    Reynolds asked about clickable subject headings. Laxminarayan explained that they are not active because of problems with MLAIB's subject headings. He added that he will take back Reynolds' request for clickable subject headings.

    Laxminarayan explained also that in MLA, headings and sub-headings are all together, but in WorldCat, they are separate.

    Someone asked why OCLC links only to title, but not to individual holdings. Laxminarayan replied that this is under development. The National Circulation Interchange Protocol will help to identify individual pieces or volumes in a library.

    One participant noted the problem of "hits" on Dissertation Abstracts International, making people think that the institution has the dissertations themselves. RH noted that his institution suppressed the ISSN to take care of this problem. One woman suggested changing the default to exclude dissertations, but most others preferred to disable the hot link.

    Borgeest suggested not treating DAI as a periodical. Someone suggested doing dissertations as a separate category to bypass the problem.

    Van Sant observed that linking some descriptors in the MLAIB would be difficult and that a "more like this" search would be useful. Reynolds noted that MLAIB on SilverPlatter does allow subject heading searches and has a thesaurus.

    Laxminarayan noted that his organization appreciates suggestions and asked people to email them to him. Ishwar_laxminarayan@oclc.org

  5. Planning for Annual

    Van Sant asked for agenda requests. Chen plans to attend the June meeting in Atlanta. Discussion Group members were enthusiastic about having another "vendor extravaganza" in a high tech room.

Minutes by Kathy Johnson, University of Nebraska-Lincoln.


List of attendees who signed in:

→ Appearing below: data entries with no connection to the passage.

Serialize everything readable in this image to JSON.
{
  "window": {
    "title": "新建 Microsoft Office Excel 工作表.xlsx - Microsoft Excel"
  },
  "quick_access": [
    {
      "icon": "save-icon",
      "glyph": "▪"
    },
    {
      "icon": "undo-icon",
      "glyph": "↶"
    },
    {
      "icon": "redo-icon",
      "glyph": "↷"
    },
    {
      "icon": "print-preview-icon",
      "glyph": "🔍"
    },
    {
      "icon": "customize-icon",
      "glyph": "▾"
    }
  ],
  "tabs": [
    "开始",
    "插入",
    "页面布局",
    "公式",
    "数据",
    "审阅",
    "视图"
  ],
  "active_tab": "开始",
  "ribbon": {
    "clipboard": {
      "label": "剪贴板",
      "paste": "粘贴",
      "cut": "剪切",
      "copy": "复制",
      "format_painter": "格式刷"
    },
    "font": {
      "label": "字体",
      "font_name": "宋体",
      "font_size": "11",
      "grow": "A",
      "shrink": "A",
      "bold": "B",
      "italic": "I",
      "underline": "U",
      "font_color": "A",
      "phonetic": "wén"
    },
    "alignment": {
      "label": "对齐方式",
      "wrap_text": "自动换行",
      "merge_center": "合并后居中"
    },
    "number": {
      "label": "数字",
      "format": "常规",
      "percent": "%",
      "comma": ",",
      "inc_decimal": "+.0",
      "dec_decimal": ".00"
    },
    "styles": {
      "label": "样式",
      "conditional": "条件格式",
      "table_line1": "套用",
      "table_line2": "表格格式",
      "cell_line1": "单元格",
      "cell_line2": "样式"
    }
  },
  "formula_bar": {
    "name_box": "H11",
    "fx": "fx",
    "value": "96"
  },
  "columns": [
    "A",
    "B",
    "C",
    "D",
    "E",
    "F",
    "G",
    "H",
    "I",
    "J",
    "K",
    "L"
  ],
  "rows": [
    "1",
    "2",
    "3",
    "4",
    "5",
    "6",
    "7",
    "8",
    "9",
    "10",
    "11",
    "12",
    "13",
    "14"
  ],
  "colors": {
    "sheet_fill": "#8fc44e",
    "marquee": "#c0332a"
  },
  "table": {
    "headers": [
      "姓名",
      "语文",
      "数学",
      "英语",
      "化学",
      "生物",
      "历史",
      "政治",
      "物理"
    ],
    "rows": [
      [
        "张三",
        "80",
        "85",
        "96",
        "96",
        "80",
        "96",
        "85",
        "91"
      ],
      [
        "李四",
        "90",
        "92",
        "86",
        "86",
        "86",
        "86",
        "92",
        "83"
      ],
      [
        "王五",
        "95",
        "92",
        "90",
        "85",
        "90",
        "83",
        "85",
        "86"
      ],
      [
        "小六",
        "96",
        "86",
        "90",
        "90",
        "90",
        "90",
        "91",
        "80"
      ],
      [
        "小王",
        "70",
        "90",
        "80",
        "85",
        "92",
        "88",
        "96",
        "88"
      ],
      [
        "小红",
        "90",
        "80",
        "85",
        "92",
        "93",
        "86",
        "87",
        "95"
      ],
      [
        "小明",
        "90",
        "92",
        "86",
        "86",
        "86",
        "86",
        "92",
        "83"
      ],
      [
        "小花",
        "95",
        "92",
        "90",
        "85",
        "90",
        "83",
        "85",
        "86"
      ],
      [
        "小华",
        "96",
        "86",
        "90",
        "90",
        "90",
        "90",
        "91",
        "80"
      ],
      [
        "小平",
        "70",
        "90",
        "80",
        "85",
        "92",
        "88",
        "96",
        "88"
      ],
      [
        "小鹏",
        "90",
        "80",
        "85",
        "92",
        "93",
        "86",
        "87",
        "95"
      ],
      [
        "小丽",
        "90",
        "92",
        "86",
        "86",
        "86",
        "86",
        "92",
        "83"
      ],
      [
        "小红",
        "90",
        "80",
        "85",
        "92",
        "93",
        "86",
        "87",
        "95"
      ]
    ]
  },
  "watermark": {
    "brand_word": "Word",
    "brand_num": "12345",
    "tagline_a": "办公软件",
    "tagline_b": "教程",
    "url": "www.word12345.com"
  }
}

Kristine Anderson, Purdue University
Sara Seten Berghausen, Duke University
Richard Bleiler, University of Connecticut
Michaelyn Burnette, University of California Berkeley
Barbara Chen, MLA
Faye Christenberry, University of Kansas Ellen Crowley, Gale Group
Gail Hueting, University of Illinois at Urbana-Champaign
Kathy Johnson, University of Nebraska-Lincoln
Kathleen Kluegel, University of Illinois
Ishwar Laxminarayan, OCLC
Robert Means, Brigham Young University
Marc Meola, The College of New Jersey
Tom Nixon, University of North Carolina at Chapel Hill
Hillary Nunn, University of Michigan
Veronica Reyes, University of Arizona
Judy Reynolds, San Jose State University
Sandy River, Texas Tech University
Sara Schmidt, UIUC
Jen Stevens, Washington State University
Susanna Van Sant, University of Maryland
Helene Williams, Harvard
Margaret Borgeest, Charlotte Droll, Laura Fuderer, and RH also participated.